Talk with Jules Sturm gave us fruitful moments of mind blowing, as well as inspirations of how to develop our ideas. Dr. Jules Sturm is research associate in the cluster Art Education in the field of “art/istic teaching.” Jules is also an independent researcher and lecturer at Sandberg Institute and Gerrit Rietveld Academie, Amsterdam. He was assistant professor for literary theory and cultural analysis at the University of Amsterdam, and has left academia to pursue more self-organized research projects around the theme of embodied theories.
During the conversation with Jules, he pointed out the importance of translating feminist theory into a universal language in design environments, not as a token, but by examining it more closely and seeking possible connections between theory and design practice. He gave us a brief explanation of the historical origins of intersectionality and its implications, as well as highlighting the complexities behind the factors that create inequality and how justice works. Moreover, this complexity prompts us to reflect on how, in our own project, we implant our biases and directly influence our thoughts and actions, with all the resulting consequences and decisions.
Furthermore, by talking about the historical implications of the word “Queer”, Jules encouraged us to shed the definition of design as “better” or ”more beautiful” solution for the hassles of reality. Think of design as something that embodies the difficult, and on that basis, shift the goal of design from “solution” to “ breaker”: to ask difficult questions and embrace our actual abnormalities in order to avoid normalization.
After a momentary deliberation on the theory of “textilic design” proposed by Tim Ingold, Jules inspired us to incorporate the textilic approach into our designs by engaging people through certain bodily/emotional interactions.

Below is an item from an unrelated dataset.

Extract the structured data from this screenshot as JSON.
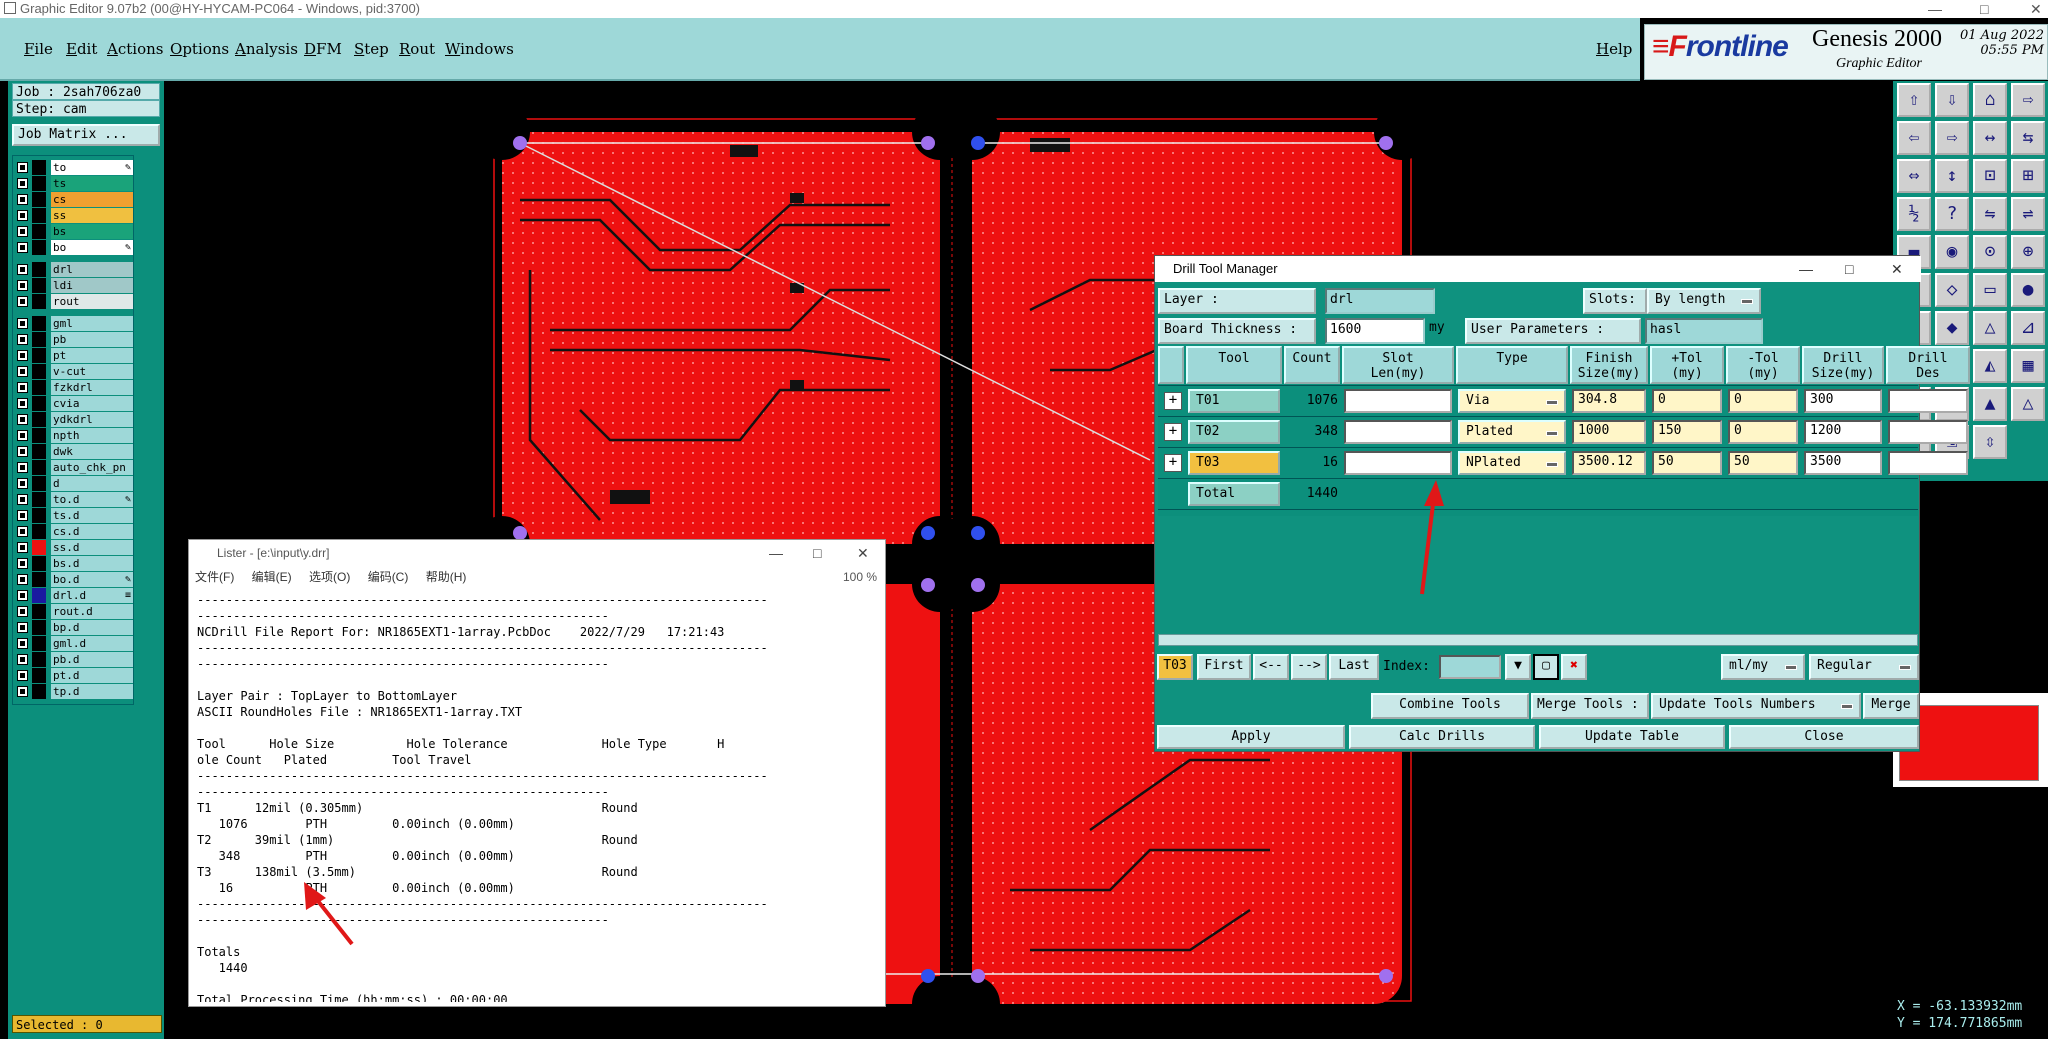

At the end of the talk, he emphasized and redefined the facets of “vulnerability” and “disability”. We are all different, our bodies, our emotions, our thoughts, exist in reality in various forms. These differences should be seen. Moreover, in contrast to the abnormalities, the symmetrical and normative defaults are not natural, but rather artificial in reality.